On to grander things. Yesterday my group and I made lots of fun things with pate a choux (pronounced patashoo), which is a "pre-cooked batter" that can be manipulated into an enormous amount of goodies, both savory and sweet. From the dough we produced cream puffs, swans (like a cream puff but with the addition of custard and berries), gougeres (cream puffs with cheese) and eclairs. I really enjoyed this day and all the assembly that took place. For some reason piping chantilley (sweetened whipped cream) into a little ball of pate a choux was strangely rewarding. It was also a good day because at the end of the night Chef liked my cream puff the best and set it as the example of what everyone else should have done. Maybe it's because I love cream puffs? Extra love perhaps??
As you can see I'm holding my award winning cream puff with a forced smile. For some reason I lost my knack for being photogenic....maybe it will come back some day.

The BEST day so far had to be today.

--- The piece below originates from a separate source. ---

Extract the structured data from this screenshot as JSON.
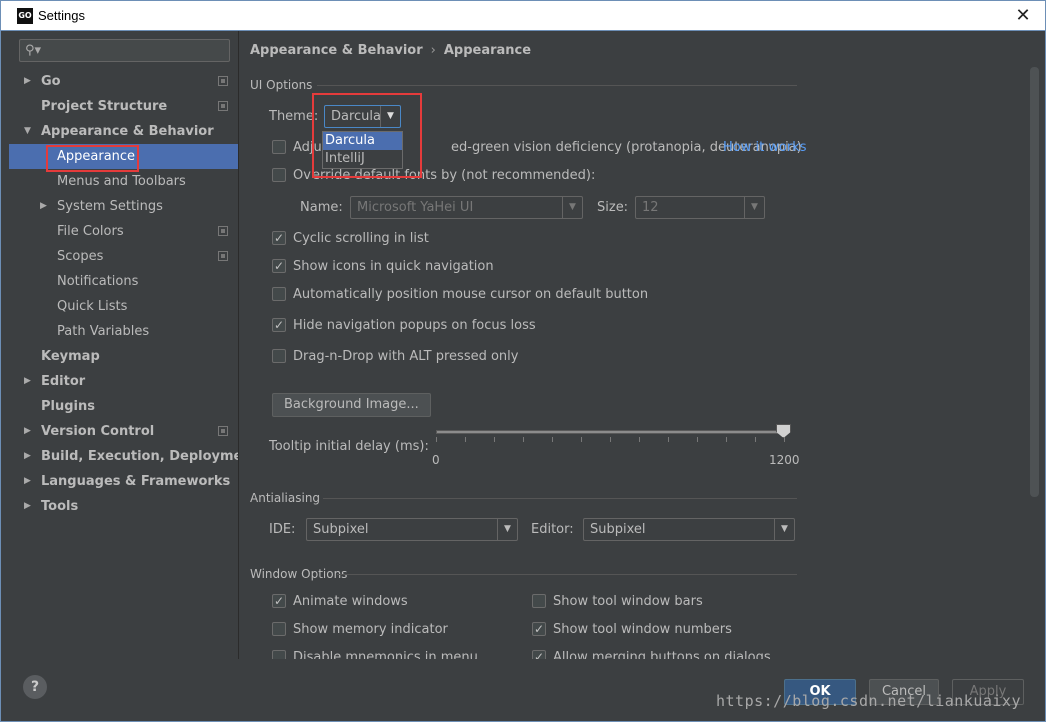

I knew I had a small obsession with homemade angel food cake but I had NO IDEA I was this obsessed with it. I was the only one in the class to make it and I made it as if my life depended on it. I think Chef was a little weirded out. Before class, after requesting my team make it I told Chef I wanted to eat a whole cake for dinner....maybe that's why he thinks I'm strange. At the end of the night when he was reviewing our stuff he picked up a piece and asked if I was pleased and I said, "Chef, I seriously LOVE my angel food cake." I didn't realize how dumb I sounded until Burroughs repeated it to me after class. It was good alright? Don't tell me you're not wishing you had a piece right now...with those berries...and the chantilley cream...I don't know who could pass that up. Here is the glorious, fairly simple recipe:

ANGEL FOOD CAKE (makes one tube cake)

1 lb. egg white
1 t. vanilla
1/2 lb. sugar
1/8 oz. cream of tartar
1/8 oz. salt
1/2 lb. sugar
6.5 oz. cake flour

1. Combine first the sugar, cream of tartar, salt and vanilla. Add gradually to egg whites after they have whipped to a foam and beat until mixture forms a wet peak (soft peak)
2. Sift second sugar and flour together and carefully told into whites.
3. Pour batter into an 8 in. tube pan.
4. Bake at 325 degrees in a convection oven or 350 in a regular oven for 35-40 minutes or until cake bounces back and is brown.
5. Allow cake to cool before removing from pan

____So I'm sorry about the weight measurements...I don't know how to make them into regular ones. I would say, if you have some extra dough laying around to buy a scale. They're seriously really helpful. Kind of pricey...like $40-$50 I think, but worth it.

I do enjoy the class more now that we're out of bread baking. I don't know what my deal is with breads but I'm glad we're past it and I can just enjoy what others make and appreciate their hard work instead of laboring in frustration myself. Cheers to bread bakers!